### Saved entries
· · ·

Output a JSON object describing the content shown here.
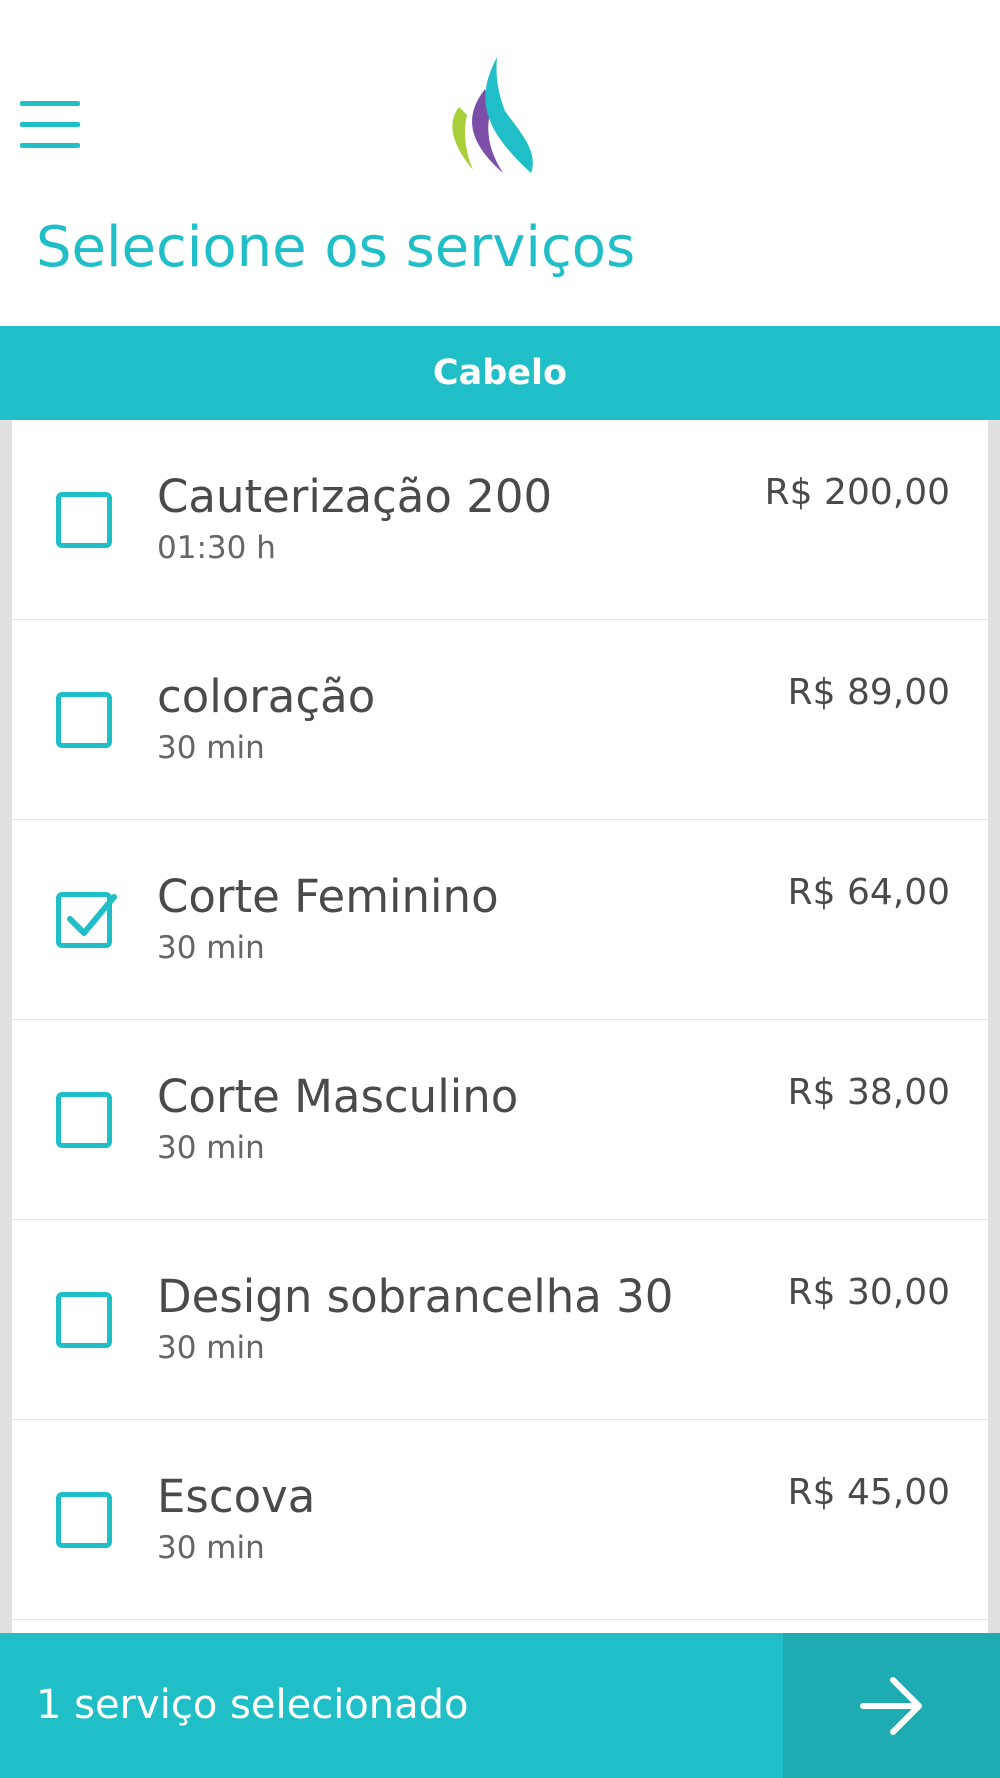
{
  "header": {
    "title": "Selecione os serviços"
  },
  "category": {
    "label": "Cabelo"
  },
  "services": [
    {
      "name": "Cauterização 200",
      "duration": "01:30 h",
      "price": "R$ 200,00",
      "checked": false
    },
    {
      "name": "coloração",
      "duration": "30 min",
      "price": "R$ 89,00",
      "checked": false
    },
    {
      "name": "Corte Feminino",
      "duration": "30 min",
      "price": "R$ 64,00",
      "checked": true
    },
    {
      "name": "Corte Masculino",
      "duration": "30 min",
      "price": "R$ 38,00",
      "checked": false
    },
    {
      "name": "Design sobrancelha 30",
      "duration": "30 min",
      "price": "R$ 30,00",
      "checked": false
    },
    {
      "name": "Escova",
      "duration": "30 min",
      "price": "R$ 45,00",
      "checked": false
    }
  ],
  "footer": {
    "summary": "1 serviço selecionado"
  },
  "colors": {
    "accent": "#20bfc7",
    "accent_dark": "#1eabb2",
    "logo_green": "#a8cf38",
    "logo_purple": "#7b4fa8",
    "logo_teal": "#20bfc7"
  },
  "icons": {
    "menu": "hamburger-menu-icon",
    "logo": "flame-logo-icon",
    "next": "arrow-right-icon",
    "check": "checkmark-icon"
  }
}
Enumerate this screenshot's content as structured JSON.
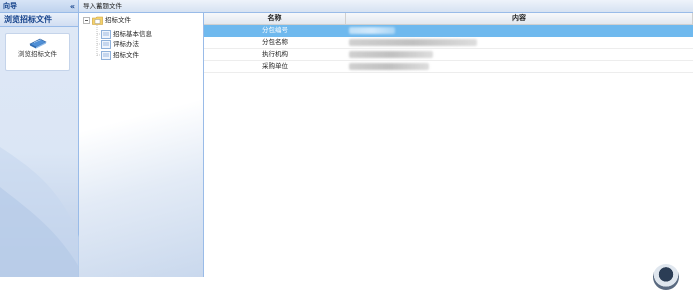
{
  "nav": {
    "title": "向导",
    "collapse_glyph": "«",
    "section_title": "浏览招标文件",
    "tile_label": "浏览招标文件",
    "tile_icon": "document-book-icon"
  },
  "toolbar": {
    "import_label": "导入蓄题文件"
  },
  "tree": {
    "root_label": "招标文件",
    "children": [
      "招标基本信息",
      "评标办法",
      "招标文件"
    ]
  },
  "grid": {
    "columns": [
      "名称",
      "内容"
    ],
    "rows": [
      {
        "name": "分包编号",
        "value": "",
        "selected": true
      },
      {
        "name": "分包名称",
        "value": "",
        "selected": false
      },
      {
        "name": "执行机构",
        "value": "",
        "selected": false
      },
      {
        "name": "采购单位",
        "value": "",
        "selected": false
      }
    ]
  },
  "colors": {
    "accent": "#6fb9ee",
    "border": "#99bbe8",
    "header_text": "#15428b"
  }
}
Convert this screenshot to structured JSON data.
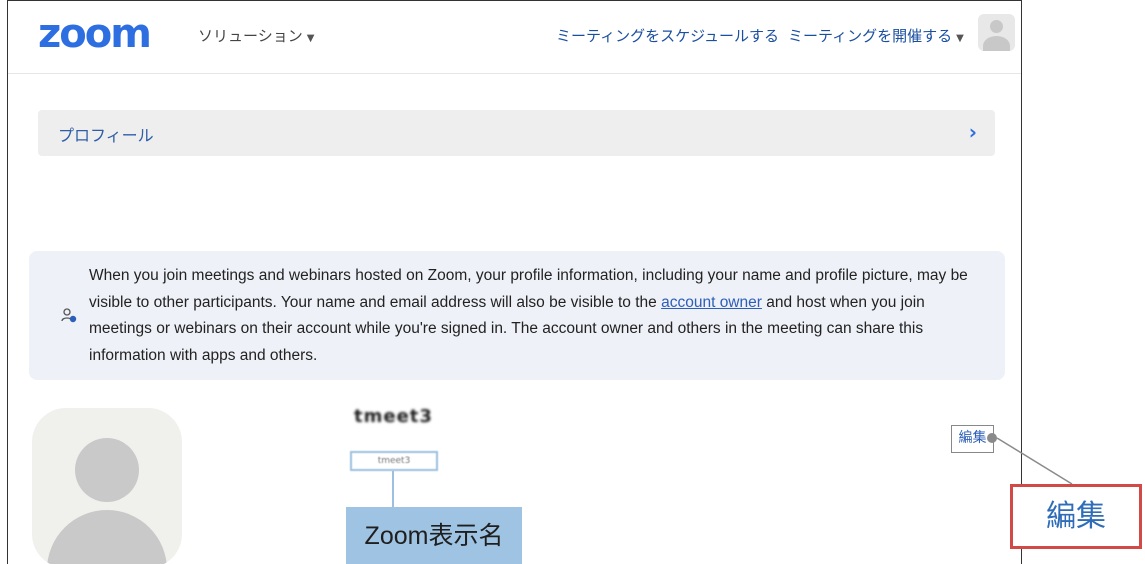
{
  "topbar": {
    "logo": "zoom",
    "solutions_label": "ソリューション",
    "schedule_label": "ミーティングをスケジュールする",
    "host_label": "ミーティングを開催する"
  },
  "profile_bar": {
    "label": "プロフィール",
    "chevron": "›"
  },
  "notice": {
    "text_before": "When you join meetings and webinars hosted on Zoom, your profile information, including your name and profile picture, may be visible to other participants. Your name and email address will also be visible to the ",
    "link_text": "account owner",
    "text_after": " and host when you join meetings or webinars on their account while you're signed in. The account owner and others in the meeting can share this information with apps and others."
  },
  "profile": {
    "display_name": "tmeet3",
    "small_name": "tmeet3",
    "edit_label": "編集"
  },
  "annotations": {
    "display_name_callout": "Zoom表示名",
    "edit_callout": "編集"
  },
  "colors": {
    "brand": "#2d6ee0",
    "callout_blue": "#9fc3e3",
    "callout_red": "#d24a48"
  }
}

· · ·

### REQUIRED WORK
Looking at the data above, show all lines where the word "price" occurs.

### SOLUTION FOR THIS PROBLEM
      "price": "R$ 200,00",
      "price": "R$ 89,00",
      "price": "R$ 64,00",
      "price": "R$ 38,00",
      "price": "R$ 30,00",
      "price": "R$ 45,00",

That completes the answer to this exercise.